Read more about PNH signs and symptoms
Managing Emotions After Diagnosis
Getting a diagnosis of PNH may cause people to feel a range of emotions, from stress to worry to anger. These emotions can also impact disease activity. Stress is a trigger that may worsen the symptoms of PNH. It is important to find ways to manage these emotions, such as seeking professional counselling.1
Complementary therapies, such as aromatherapy, massage therapy, visualization techniques, and meditation and relaxation techniques may promote emotional wellbeing and reduce the stress and anxiety that a diagnosis of PNH might cause.1
Read more about PNH diagnosis
It is recommended that people with PNH avoid sleeping during the day to maintain regular sleeping patterns. Improving sleep quality can also decrease stress and improve disease management. Recommendations for improving sleep include: regular light physical exercise, meditation and relaxation techniques, avoiding caffeinated drinks and alcohol, listening to music or reading in the evening, and taking a warm bath right before bed.1
Physical activity is important for both the body and mind. Exercises may range from light passive exercises, gentle walking, or light housework to more intense activities such as cycling or running. Medical teams can advise exercise routines based on each person’s unique case and risks.1 Activity modifications may be required, such as increased rest breaks, to accommodate for symptoms of anemia, such as fatigue and shortness of breath with exertion.
Diet and Nutrition
Healthy diets are recommended for people with chronic illnesses such as PNH. This includes the avoidance of chemicals and sugars that may impact the body’s function and a focus on eating a balanced, nutritious diet to help the body to function better.
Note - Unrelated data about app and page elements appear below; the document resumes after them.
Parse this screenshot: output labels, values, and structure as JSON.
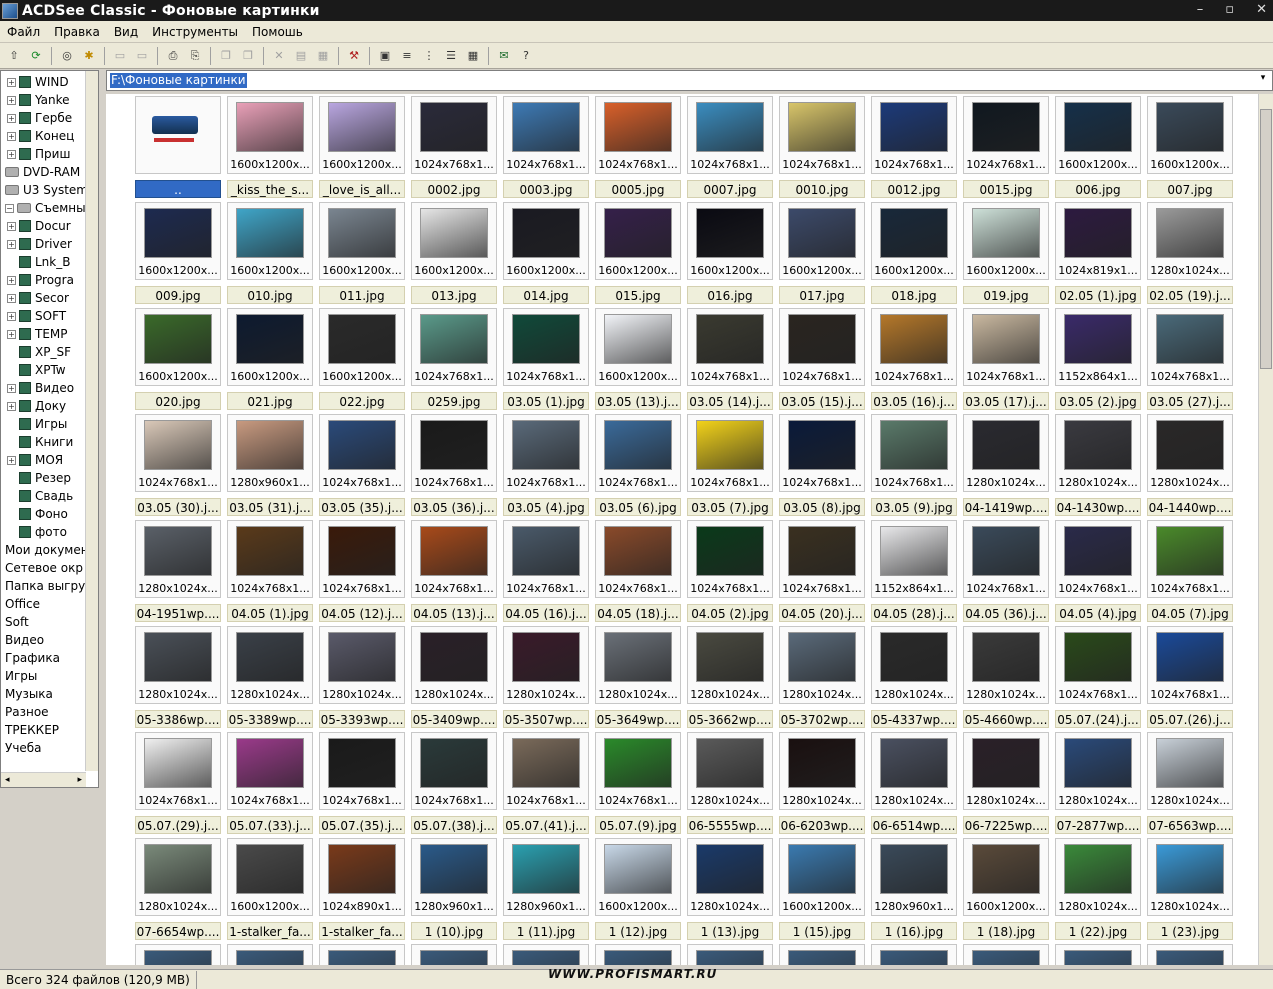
{
  "window": {
    "title": "ACDSee Classic - Фоновые картинки",
    "min": "–",
    "max": "▫",
    "close": "✕"
  },
  "menu": [
    "Файл",
    "Правка",
    "Вид",
    "Инструменты",
    "Помошь"
  ],
  "toolbar": [
    "up-icon",
    "refresh-icon",
    "binoculars-icon",
    "favorite-icon",
    "view-icon",
    "compare-icon",
    "print-icon",
    "scan-icon",
    "copy-icon",
    "paste-icon",
    "delete-icon",
    "rename-icon",
    "properties-icon",
    "tools-icon",
    "thumbs-icon",
    "list-icon",
    "tree-icon",
    "details-icon",
    "grid-icon",
    "email-icon",
    "help-icon"
  ],
  "tree": [
    {
      "label": "WIND",
      "type": "folder",
      "expander": "+"
    },
    {
      "label": "Yanke",
      "type": "folder",
      "expander": "+"
    },
    {
      "label": "Гербе",
      "type": "folder",
      "expander": "+"
    },
    {
      "label": "Конец",
      "type": "folder",
      "expander": "+"
    },
    {
      "label": "Приш",
      "type": "folder",
      "expander": "+"
    },
    {
      "label": "DVD-RAM",
      "type": "drive",
      "expander": ""
    },
    {
      "label": "U3 System",
      "type": "drive",
      "expander": ""
    },
    {
      "label": "Съемный",
      "type": "drive",
      "expander": "−"
    },
    {
      "label": "Docur",
      "type": "folder",
      "expander": "+"
    },
    {
      "label": "Driver",
      "type": "folder",
      "expander": "+"
    },
    {
      "label": "Lnk_B",
      "type": "folder",
      "expander": ""
    },
    {
      "label": "Progra",
      "type": "folder",
      "expander": "+"
    },
    {
      "label": "Secor",
      "type": "folder",
      "expander": "+"
    },
    {
      "label": "SOFT",
      "type": "folder",
      "expander": "+"
    },
    {
      "label": "TEMP",
      "type": "folder",
      "expander": "+"
    },
    {
      "label": "XP_SF",
      "type": "folder",
      "expander": ""
    },
    {
      "label": "XPTw",
      "type": "folder",
      "expander": ""
    },
    {
      "label": "Видео",
      "type": "folder",
      "expander": "+"
    },
    {
      "label": "Доку",
      "type": "folder",
      "expander": "+"
    },
    {
      "label": "Игры",
      "type": "folder",
      "expander": ""
    },
    {
      "label": "Книги",
      "type": "folder",
      "expander": ""
    },
    {
      "label": "МОЯ",
      "type": "folder",
      "expander": "+"
    },
    {
      "label": "Резер",
      "type": "folder",
      "expander": ""
    },
    {
      "label": "Свадь",
      "type": "folder",
      "expander": ""
    },
    {
      "label": "Фоно",
      "type": "folder",
      "expander": ""
    },
    {
      "label": "фото",
      "type": "folder",
      "expander": ""
    },
    {
      "label": "Мои докумен",
      "type": "plain",
      "expander": ""
    },
    {
      "label": "Сетевое окр",
      "type": "plain",
      "expander": ""
    },
    {
      "label": "Папка выгру",
      "type": "plain",
      "expander": ""
    },
    {
      "label": "Office",
      "type": "plain",
      "expander": ""
    },
    {
      "label": "Soft",
      "type": "plain",
      "expander": ""
    },
    {
      "label": "Видео",
      "type": "plain",
      "expander": ""
    },
    {
      "label": "Графика",
      "type": "plain",
      "expander": ""
    },
    {
      "label": "Игры",
      "type": "plain",
      "expander": ""
    },
    {
      "label": "Музыка",
      "type": "plain",
      "expander": ""
    },
    {
      "label": "Разное",
      "type": "plain",
      "expander": ""
    },
    {
      "label": "ТРЕККЕР",
      "type": "plain",
      "expander": ""
    },
    {
      "label": "Учеба",
      "type": "plain",
      "expander": ""
    }
  ],
  "tree_scroll": {
    "left": "◂",
    "right": "▸"
  },
  "path": {
    "value": "F:\\Фоновые картинки",
    "dropdown": "▾"
  },
  "tiles": [
    {
      "dim": "",
      "name": "..",
      "color": "#ffffff",
      "selected": true
    },
    {
      "dim": "1600x1200x...",
      "name": "_kiss_the_s...",
      "color": "#e9a0b8"
    },
    {
      "dim": "1600x1200x...",
      "name": "_love_is_all...",
      "color": "#b9a6e0"
    },
    {
      "dim": "1024x768x1...",
      "name": "0002.jpg",
      "color": "#2a2a3a"
    },
    {
      "dim": "1024x768x1...",
      "name": "0003.jpg",
      "color": "#3d7ab5"
    },
    {
      "dim": "1024x768x1...",
      "name": "0005.jpg",
      "color": "#d9602a"
    },
    {
      "dim": "1024x768x1...",
      "name": "0007.jpg",
      "color": "#3a8dc0"
    },
    {
      "dim": "1024x768x1...",
      "name": "0010.jpg",
      "color": "#d8c56a"
    },
    {
      "dim": "1024x768x1...",
      "name": "0012.jpg",
      "color": "#1c3a7a"
    },
    {
      "dim": "1024x768x1...",
      "name": "0015.jpg",
      "color": "#101820"
    },
    {
      "dim": "1600x1200x...",
      "name": "006.jpg",
      "color": "#15304a"
    },
    {
      "dim": "1600x1200x...",
      "name": "007.jpg",
      "color": "#3a4a5a"
    },
    {
      "dim": "1600x1200x...",
      "name": "009.jpg",
      "color": "#1d2a50"
    },
    {
      "dim": "1600x1200x...",
      "name": "010.jpg",
      "color": "#3fa5c8"
    },
    {
      "dim": "1600x1200x...",
      "name": "011.jpg",
      "color": "#7a8590"
    },
    {
      "dim": "1600x1200x...",
      "name": "013.jpg",
      "color": "#e6e6e6"
    },
    {
      "dim": "1600x1200x...",
      "name": "014.jpg",
      "color": "#1a1a22"
    },
    {
      "dim": "1600x1200x...",
      "name": "015.jpg",
      "color": "#35204a"
    },
    {
      "dim": "1600x1200x...",
      "name": "016.jpg",
      "color": "#0a0a12"
    },
    {
      "dim": "1600x1200x...",
      "name": "017.jpg",
      "color": "#3c4a6a"
    },
    {
      "dim": "1600x1200x...",
      "name": "018.jpg",
      "color": "#18283a"
    },
    {
      "dim": "1600x1200x...",
      "name": "019.jpg",
      "color": "#cde0d8"
    },
    {
      "dim": "1024x819x1...",
      "name": "02.05 (1).jpg",
      "color": "#2d1a40"
    },
    {
      "dim": "1280x1024x...",
      "name": "02.05 (19).j...",
      "color": "#9a9a9a"
    },
    {
      "dim": "1600x1200x...",
      "name": "020.jpg",
      "color": "#3a6a2a"
    },
    {
      "dim": "1600x1200x...",
      "name": "021.jpg",
      "color": "#0d1a30"
    },
    {
      "dim": "1600x1200x...",
      "name": "022.jpg",
      "color": "#2a2a2a"
    },
    {
      "dim": "1024x768x1...",
      "name": "0259.jpg",
      "color": "#5a9a8a"
    },
    {
      "dim": "1024x768x1...",
      "name": "03.05 (1).jpg",
      "color": "#104a3a"
    },
    {
      "dim": "1600x1200x...",
      "name": "03.05 (13).j...",
      "color": "#f2f4f8"
    },
    {
      "dim": "1024x768x1...",
      "name": "03.05 (14).j...",
      "color": "#3a3a30"
    },
    {
      "dim": "1024x768x1...",
      "name": "03.05 (15).j...",
      "color": "#2a2520"
    },
    {
      "dim": "1024x768x1...",
      "name": "03.05 (16).j...",
      "color": "#b5782a"
    },
    {
      "dim": "1024x768x1...",
      "name": "03.05 (17).j...",
      "color": "#c9b8a0"
    },
    {
      "dim": "1152x864x1...",
      "name": "03.05 (2).jpg",
      "color": "#3a2a6a"
    },
    {
      "dim": "1024x768x1...",
      "name": "03.05 (27).j...",
      "color": "#4a6a7a"
    },
    {
      "dim": "1024x768x1...",
      "name": "03.05 (30).j...",
      "color": "#d9c8b8"
    },
    {
      "dim": "1280x960x1...",
      "name": "03.05 (31).j...",
      "color": "#c89a80"
    },
    {
      "dim": "1024x768x1...",
      "name": "03.05 (35).j...",
      "color": "#2a4a7a"
    },
    {
      "dim": "1024x768x1...",
      "name": "03.05 (36).j...",
      "color": "#1a1a1a"
    },
    {
      "dim": "1024x768x1...",
      "name": "03.05 (4).jpg",
      "color": "#5a6a7a"
    },
    {
      "dim": "1024x768x1...",
      "name": "03.05 (6).jpg",
      "color": "#3a6a9a"
    },
    {
      "dim": "1024x768x1...",
      "name": "03.05 (7).jpg",
      "color": "#f2d21a"
    },
    {
      "dim": "1024x768x1...",
      "name": "03.05 (8).jpg",
      "color": "#0a1a3a"
    },
    {
      "dim": "1024x768x1...",
      "name": "03.05 (9).jpg",
      "color": "#5a7a6a"
    },
    {
      "dim": "1280x1024x...",
      "name": "04-1419wp....",
      "color": "#2a2a30"
    },
    {
      "dim": "1280x1024x...",
      "name": "04-1430wp....",
      "color": "#3a3a40"
    },
    {
      "dim": "1280x1024x...",
      "name": "04-1440wp....",
      "color": "#2a2828"
    },
    {
      "dim": "1280x1024x...",
      "name": "04-1951wp....",
      "color": "#5a6068"
    },
    {
      "dim": "1024x768x1...",
      "name": "04.05 (1).jpg",
      "color": "#5a3a1a"
    },
    {
      "dim": "1024x768x1...",
      "name": "04.05 (12).j...",
      "color": "#3a1a0a"
    },
    {
      "dim": "1024x768x1...",
      "name": "04.05 (13).j...",
      "color": "#a84a1a"
    },
    {
      "dim": "1024x768x1...",
      "name": "04.05 (16).j...",
      "color": "#4a5a6a"
    },
    {
      "dim": "1024x768x1...",
      "name": "04.05 (18).j...",
      "color": "#8a4a2a"
    },
    {
      "dim": "1024x768x1...",
      "name": "04.05 (2).jpg",
      "color": "#0a3a1a"
    },
    {
      "dim": "1024x768x1...",
      "name": "04.05 (20).j...",
      "color": "#3a3020"
    },
    {
      "dim": "1152x864x1...",
      "name": "04.05 (28).j...",
      "color": "#e8e8ea"
    },
    {
      "dim": "1024x768x1...",
      "name": "04.05 (36).j...",
      "color": "#3a4a5a"
    },
    {
      "dim": "1024x768x1...",
      "name": "04.05 (4).jpg",
      "color": "#2a2a4a"
    },
    {
      "dim": "1024x768x1...",
      "name": "04.05 (7).jpg",
      "color": "#4a8a2a"
    },
    {
      "dim": "1280x1024x...",
      "name": "05-3386wp....",
      "color": "#4a5058"
    },
    {
      "dim": "1280x1024x...",
      "name": "05-3389wp....",
      "color": "#3a4048"
    },
    {
      "dim": "1280x1024x...",
      "name": "05-3393wp....",
      "color": "#5a5a6a"
    },
    {
      "dim": "1280x1024x...",
      "name": "05-3409wp....",
      "color": "#2a2028"
    },
    {
      "dim": "1280x1024x...",
      "name": "05-3507wp....",
      "color": "#3a1a2a"
    },
    {
      "dim": "1280x1024x...",
      "name": "05-3649wp....",
      "color": "#6a7078"
    },
    {
      "dim": "1280x1024x...",
      "name": "05-3662wp....",
      "color": "#4a4a40"
    },
    {
      "dim": "1280x1024x...",
      "name": "05-3702wp....",
      "color": "#5a6a7a"
    },
    {
      "dim": "1280x1024x...",
      "name": "05-4337wp....",
      "color": "#2a2a2a"
    },
    {
      "dim": "1280x1024x...",
      "name": "05-4660wp....",
      "color": "#3a3a3a"
    },
    {
      "dim": "1024x768x1...",
      "name": "05.07.(24).j...",
      "color": "#2a4a1a"
    },
    {
      "dim": "1024x768x1...",
      "name": "05.07.(26).j...",
      "color": "#1a4a9a"
    },
    {
      "dim": "1024x768x1...",
      "name": "05.07.(29).j...",
      "color": "#f0f0f0"
    },
    {
      "dim": "1024x768x1...",
      "name": "05.07.(33).j...",
      "color": "#9a3a8a"
    },
    {
      "dim": "1024x768x1...",
      "name": "05.07.(35).j...",
      "color": "#1a1a1a"
    },
    {
      "dim": "1024x768x1...",
      "name": "05.07.(38).j...",
      "color": "#2a3a3a"
    },
    {
      "dim": "1024x768x1...",
      "name": "05.07.(41).j...",
      "color": "#7a6a5a"
    },
    {
      "dim": "1024x768x1...",
      "name": "05.07.(9).jpg",
      "color": "#2a8a2a"
    },
    {
      "dim": "1280x1024x...",
      "name": "06-5555wp....",
      "color": "#5a5a5a"
    },
    {
      "dim": "1280x1024x...",
      "name": "06-6203wp....",
      "color": "#1a1010"
    },
    {
      "dim": "1280x1024x...",
      "name": "06-6514wp....",
      "color": "#4a5060"
    },
    {
      "dim": "1280x1024x...",
      "name": "06-7225wp....",
      "color": "#2a2028"
    },
    {
      "dim": "1280x1024x...",
      "name": "07-2877wp....",
      "color": "#2a4a7a"
    },
    {
      "dim": "1280x1024x...",
      "name": "07-6563wp....",
      "color": "#c8d0d8"
    },
    {
      "dim": "1280x1024x...",
      "name": "07-6654wp....",
      "color": "#7a8a7a"
    },
    {
      "dim": "1600x1200x...",
      "name": "1-stalker_fa...",
      "color": "#4a4a4a"
    },
    {
      "dim": "1024x890x1...",
      "name": "1-stalker_fa...",
      "color": "#7a3a1a"
    },
    {
      "dim": "1280x960x1...",
      "name": "1 (10).jpg",
      "color": "#2a5a8a"
    },
    {
      "dim": "1280x960x1...",
      "name": "1 (11).jpg",
      "color": "#2aa0b0"
    },
    {
      "dim": "1600x1200x...",
      "name": "1 (12).jpg",
      "color": "#c8d8e8"
    },
    {
      "dim": "1280x1024x...",
      "name": "1 (13).jpg",
      "color": "#1a3a6a"
    },
    {
      "dim": "1600x1200x...",
      "name": "1 (15).jpg",
      "color": "#3a7ab0"
    },
    {
      "dim": "1280x960x1...",
      "name": "1 (16).jpg",
      "color": "#3a4a5a"
    },
    {
      "dim": "1600x1200x...",
      "name": "1 (18).jpg",
      "color": "#5a4a3a"
    },
    {
      "dim": "1280x1024x...",
      "name": "1 (22).jpg",
      "color": "#3a8a3a"
    },
    {
      "dim": "1280x1024x...",
      "name": "1 (23).jpg",
      "color": "#3a9ad8"
    }
  ],
  "status": {
    "files": "Всего 324 файлов (120,9 MB)"
  },
  "watermark": "WWW.PROFISMART.RU"
}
It is also important for patients to stay hydrated by drinking plenty of water.1
Read more about PNH diet and nutrition
It is important to recognize that certain events, such as surgery or pregnancy, may worsen PNH symptoms by increasing the breakdown of red blood cells and may increase the risk of blood clots, which is already higher in people with PNH. Consulting with specialists such as high-risk obstetricians, gynecologists, or hematologists prior to getting pregnant or having surgery is recommended to help prepare for these events while minimizing risks.1
Read more about PNH surgical management
Organizations such as PNH Source, OneSource from Alexion (the company that manufactures Ultomiris), the National Organization for Rare Diseases (NORD), and the Aplastic Anemia and Myelodysplastic Syndrome International Foundation (AAMDS International Foundation) provide community support, patient and caregiver educational materials, patient advocacy, and information on current PNH research and clinical trials.3
- Understanding PNH. The Nurses Group of the European Society for Blood and Marrow Transplantation (EBMT NG). Updated October 2015. Accessed December 1, 2022.
- Besa EC. Paroxysmal nocturnal hemoglobinuria treatment & management: approach considerations. Medscape. Updated May 20, 2021. Accessed December 1, 2022.
- PNH resources. PNH Source. Accessed December 1, 2022.
Reviewed by Debjyoti Talukdar, MD, on 11/30/2022.